there are mites housing on my plants and in the soil of which I´m not aware whether they are pests or predators or whatever. There is no picture in the internet which shows this special mite - at least Google doesn´t find the exact one which may be because I don´t know the name of this special mate.
I have spend SOME time observing them below an 8-time magnifier. Finally I have drawn this creature and perhaps here´s someone who identifies this chap.
First: Compared to typical spider mites this species is approx. twice as large. You can easily watch them moving around with the naked eye. The body is less than 1 mm in length (the legs not included) and I can only guess it must be around 0,7 mm in length. The body of the adults is almost completely black or reddish-black. The mouthparts and the legs are light-coloured - yellowish-white to white-ochre.
The most noticable character are the very long front legs.
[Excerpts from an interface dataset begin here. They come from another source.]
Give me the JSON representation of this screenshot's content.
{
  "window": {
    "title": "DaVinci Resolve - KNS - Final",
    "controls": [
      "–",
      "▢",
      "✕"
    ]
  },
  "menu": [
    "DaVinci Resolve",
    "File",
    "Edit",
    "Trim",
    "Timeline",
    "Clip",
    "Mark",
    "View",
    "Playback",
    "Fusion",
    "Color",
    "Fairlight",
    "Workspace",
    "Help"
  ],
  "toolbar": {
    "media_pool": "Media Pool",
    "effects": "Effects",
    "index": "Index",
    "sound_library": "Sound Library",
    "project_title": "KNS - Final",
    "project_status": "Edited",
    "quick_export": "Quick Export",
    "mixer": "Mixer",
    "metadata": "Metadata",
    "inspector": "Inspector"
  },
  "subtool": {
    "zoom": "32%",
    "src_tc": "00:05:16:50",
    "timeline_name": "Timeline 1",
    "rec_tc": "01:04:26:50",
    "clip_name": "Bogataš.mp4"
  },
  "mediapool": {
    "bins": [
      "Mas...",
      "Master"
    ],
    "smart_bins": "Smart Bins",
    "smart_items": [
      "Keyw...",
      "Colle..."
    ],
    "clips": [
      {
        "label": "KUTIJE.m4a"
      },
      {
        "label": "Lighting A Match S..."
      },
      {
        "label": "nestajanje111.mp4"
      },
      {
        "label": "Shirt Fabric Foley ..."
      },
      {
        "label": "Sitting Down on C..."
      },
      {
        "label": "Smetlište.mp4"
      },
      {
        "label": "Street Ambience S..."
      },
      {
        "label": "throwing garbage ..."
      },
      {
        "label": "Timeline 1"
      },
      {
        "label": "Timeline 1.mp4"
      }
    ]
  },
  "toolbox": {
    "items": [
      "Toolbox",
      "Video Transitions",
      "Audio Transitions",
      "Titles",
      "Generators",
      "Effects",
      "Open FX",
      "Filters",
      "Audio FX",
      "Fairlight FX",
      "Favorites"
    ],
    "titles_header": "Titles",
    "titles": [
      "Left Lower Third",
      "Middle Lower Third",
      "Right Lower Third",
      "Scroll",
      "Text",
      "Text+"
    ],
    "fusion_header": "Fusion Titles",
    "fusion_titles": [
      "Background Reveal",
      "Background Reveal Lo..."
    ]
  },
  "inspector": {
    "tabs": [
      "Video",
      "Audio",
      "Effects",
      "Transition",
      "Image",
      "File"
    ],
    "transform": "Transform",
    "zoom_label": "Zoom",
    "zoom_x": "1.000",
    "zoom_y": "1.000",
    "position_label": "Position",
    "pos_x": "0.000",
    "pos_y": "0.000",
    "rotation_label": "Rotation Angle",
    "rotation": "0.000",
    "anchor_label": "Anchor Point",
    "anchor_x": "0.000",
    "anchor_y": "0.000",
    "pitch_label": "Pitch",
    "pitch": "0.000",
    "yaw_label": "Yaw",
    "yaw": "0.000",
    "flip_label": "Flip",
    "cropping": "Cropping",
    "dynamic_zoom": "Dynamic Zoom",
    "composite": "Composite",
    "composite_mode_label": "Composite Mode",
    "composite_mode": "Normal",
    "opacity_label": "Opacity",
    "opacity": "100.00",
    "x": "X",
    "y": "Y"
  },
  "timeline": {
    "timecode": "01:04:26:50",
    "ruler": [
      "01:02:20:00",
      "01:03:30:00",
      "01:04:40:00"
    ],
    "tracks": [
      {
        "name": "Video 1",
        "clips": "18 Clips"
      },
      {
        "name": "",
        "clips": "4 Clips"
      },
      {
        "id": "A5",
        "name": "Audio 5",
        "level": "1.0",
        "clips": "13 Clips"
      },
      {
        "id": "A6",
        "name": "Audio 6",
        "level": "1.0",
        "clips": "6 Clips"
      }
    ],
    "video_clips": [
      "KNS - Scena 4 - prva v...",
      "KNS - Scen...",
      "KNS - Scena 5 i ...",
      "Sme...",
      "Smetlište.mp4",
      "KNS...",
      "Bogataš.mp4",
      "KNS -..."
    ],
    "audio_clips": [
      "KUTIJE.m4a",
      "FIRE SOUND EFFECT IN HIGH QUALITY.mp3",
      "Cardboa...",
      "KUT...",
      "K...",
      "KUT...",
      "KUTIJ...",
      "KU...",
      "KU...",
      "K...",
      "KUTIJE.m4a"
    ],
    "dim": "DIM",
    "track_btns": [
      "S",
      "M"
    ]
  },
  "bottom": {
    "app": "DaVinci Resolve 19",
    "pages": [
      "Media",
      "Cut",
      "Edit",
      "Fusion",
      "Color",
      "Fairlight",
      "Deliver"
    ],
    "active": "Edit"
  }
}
The typical spider mites don´t have such extended front legs. The body of the adults is comparatively flat, not that spherical than of spider mites. Whereas the juveniles do have a spherical body and have a brilliant red, semi-translucent body.
I can watch these buddies occasionally on almost all of my plants - also on carnivores. They run mostly relatively quick - which is atypical for spider mites. And talking about spider mites: These blackish mites don´t seem to spin threads. They obviously don´t harm CPs. If they harm my Lithops and other Mesembs I don´t know! Mite damage is hardly spottable on Lithops (until it´s too late)! Faucaria and Titanopsis show brown spots on their leaves. However as these often attract typical spider mites, these damages may result from spider mites!
The mites I´m talking about here appear numerously after a heavy watering of the soil of my Lithops etc.! Then you can watch them running thrilled (panicked?) all over the substrate and also over the plants.
If I see them on the soil or on plants they usually move quickly. Only very few times I watched them moving slowly over a leaf. Not long ago one specimen walked comfortably on a Faucaria leaf, seemingly observing the surface of the leaf. My magnifier is of course too weak to recognise if a mite, an aphid or similar stitches into the leaf. ;-) Some years ago I spotted a lot of these mites on a Heliamphora hybrid. Most of the adults had very thin, broken streaks on the back - one longitudinal and one latitudinal - resembling a cross similar to that of a cross spider. The current mites don´t show this characteristic.
In case they are pests the worst fact about them is: They are resistent against acaricides and against some pesticides. They have survived treatments with Kiron, Kanemite, Dimethoat and Thiacloprid! The ones settled the Heli hybrid have been killed by Imidacloprid (Lizetan spray).
I have some hope that these mites are perhaps predators! That would be great!
By the way: I rarely notice the juveniles on my Lithops and Co.! They seem to have a good hideaway. The juveniles always move slowly and that is somehow worrying!
So, this is all information I can tell you about these acari. I hope here´s someone who can identify the species and can tell me if they are harmful or harmless and what to do if they are pests!
Thank you very much.
PS: As for some details on the drawing I have orientated myself by a drawing of a grass mite --> http://www.gesundhei...e/grasmilbe.jpg ! Of course you cannot recognise single segments of a leg under an 8-time magnifier!
EDITED: Further research has resulted that this mysterious mite is most likely a Bryobia species - perhaps Bryobia praetiosa!
For comparison: http://entnemdept.uf...over_mite01.jpg
Edited by Andreas Eils, 02 July 2012 - 23:43 PM.